This week I discuss my thoughts on "It Follows" and the film's place in the world of horror.
This week I decided to finally watch the 2014 film "It Follows" directed by David Robert Mitchell. After hearing about how good it was and how it is one of the more recent films to stick to 'horror roots,' to say I was excited to see it is an understatement.
The film follows Jay, a young woman who contracts a 'killer STI' after sleeping with someone who only slept with her to get rid of it himself. Not much is known about the virus and the characters don't go the familiar route of speeding a quarter of the film researching the antagonist, a direction I was happy the film didn't take. Instead, most of the film serves as almost an 'impending doom' road trip as the protagonist and her allies must keep moving in order to stay ahead of the killer.
Speaking of the killer, even though the film pitches it as a 'supernatural killer STI' the killer doesn't seem like a scary antagonist, at least not by looking at it alone. Instead, it takes the forms of several people, moving at a slow and foreboding pace as they track down Jay. The catch? Those unaffected with the disease cannot see it meaning that Jay's friends have to trust she hasn't lost it and is making it up, something not everyone in the film does.
Looking outside the narrative, the film is very aesthetically pleasing with the color of the film not only adding to the supernatural elements of the narrative, but also adding a dream-like filter to the entire film. This dream effect is even more enhanced when you look at the production design as what time period this film takes place in. The characters and cars seem to say 1970s but futuristic technologies like a character's 'shell' phone seem to point at something later.

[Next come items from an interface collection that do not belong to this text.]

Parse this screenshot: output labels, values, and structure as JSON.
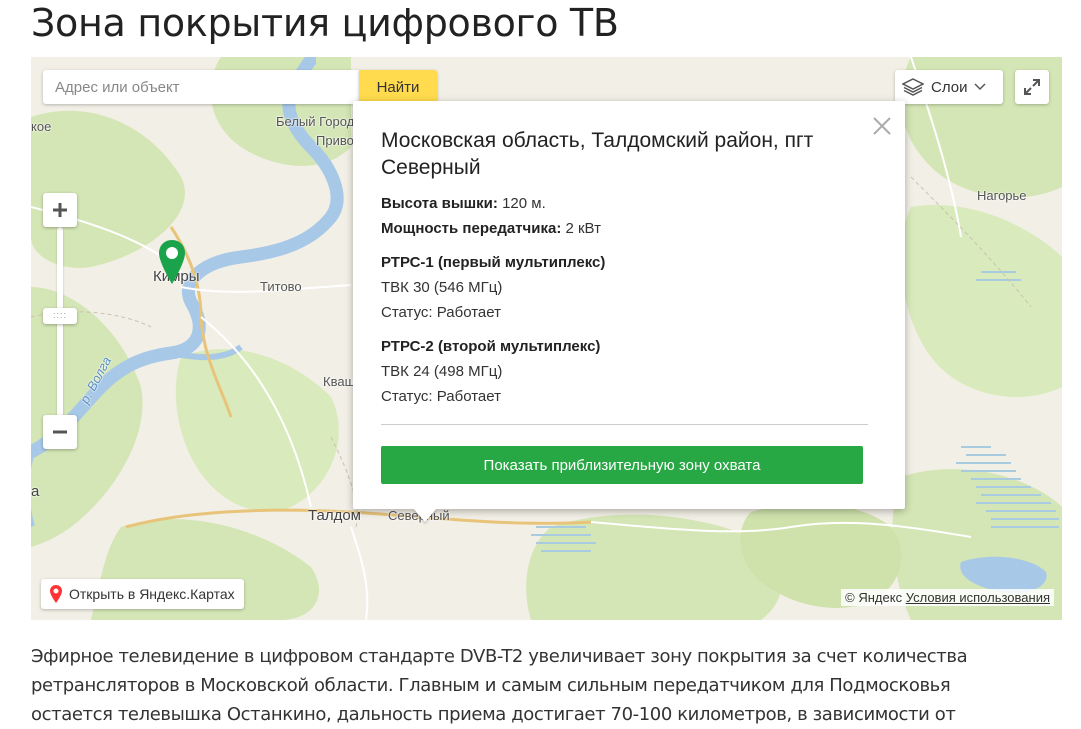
{
  "page": {
    "title": "Зона покрытия цифрового ТВ"
  },
  "map": {
    "search": {
      "placeholder": "Адрес или объект",
      "button_label": "Найти"
    },
    "layers_label": "Слои",
    "places": {
      "koe": "кое",
      "belyi_gorodok": "Белый Город",
      "privolzhskiy": "Приво",
      "kimry": "Кимры",
      "titovo": "Титово",
      "nagorye": "Нагорье",
      "volga": "р. Волга",
      "kvash": "Кваш",
      "taldom": "Талдом",
      "severny": "Северный",
      "edge_a": "а"
    },
    "balloon": {
      "title": "Московская область, Талдомский район, пгт Северный",
      "height_label": "Высота вышки:",
      "height_value": "120 м.",
      "power_label": "Мощность передатчика:",
      "power_value": "2 кВт",
      "mux1": {
        "name": "РТРС-1 (первый мультиплекс)",
        "channel": "ТВК 30 (546 МГц)",
        "status": "Статус: Работает"
      },
      "mux2": {
        "name": "РТРС-2 (второй мультиплекс)",
        "channel": "ТВК 24 (498 МГц)",
        "status": "Статус: Работает"
      },
      "zone_button_label": "Показать приблизительную зону охвата"
    },
    "open_in_maps_label": "Открыть в Яндекс.Картах",
    "copyright": "© Яндекс",
    "terms_label": "Условия использования",
    "colors": {
      "pin": "#1aa34a",
      "button_green": "#28a745",
      "search_yellow": "#ffdb4d",
      "water": "#a8c8e8",
      "forest": "#d4e6b5"
    }
  },
  "article": {
    "text": "Эфирное телевидение в цифровом стандарте DVB-T2 увеличивает зону покрытия за счет количества ретрансляторов в Московской области. Главным и самым сильным передатчиком для Подмосковья остается телевышка Останкино, дальность приема достигает 70-100 километров, в зависимости от"
  }
}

I would definitely recommend this film to anyone looking for something besides your typical slasher this Halloween season as this film, although featuring numerous slasher tropes, doesn't fall under that simple category. Instead, the film invites the viewer to reflect on their own lives as they see the misadventures of Jay and her friends. If something like this happened to me, who would I turn to? Who, like Paul, would trust me unconditionally? Perhaps its questions like these and not the supernatural force that make this film one of the most creative and striking horror films I have seen in recent years.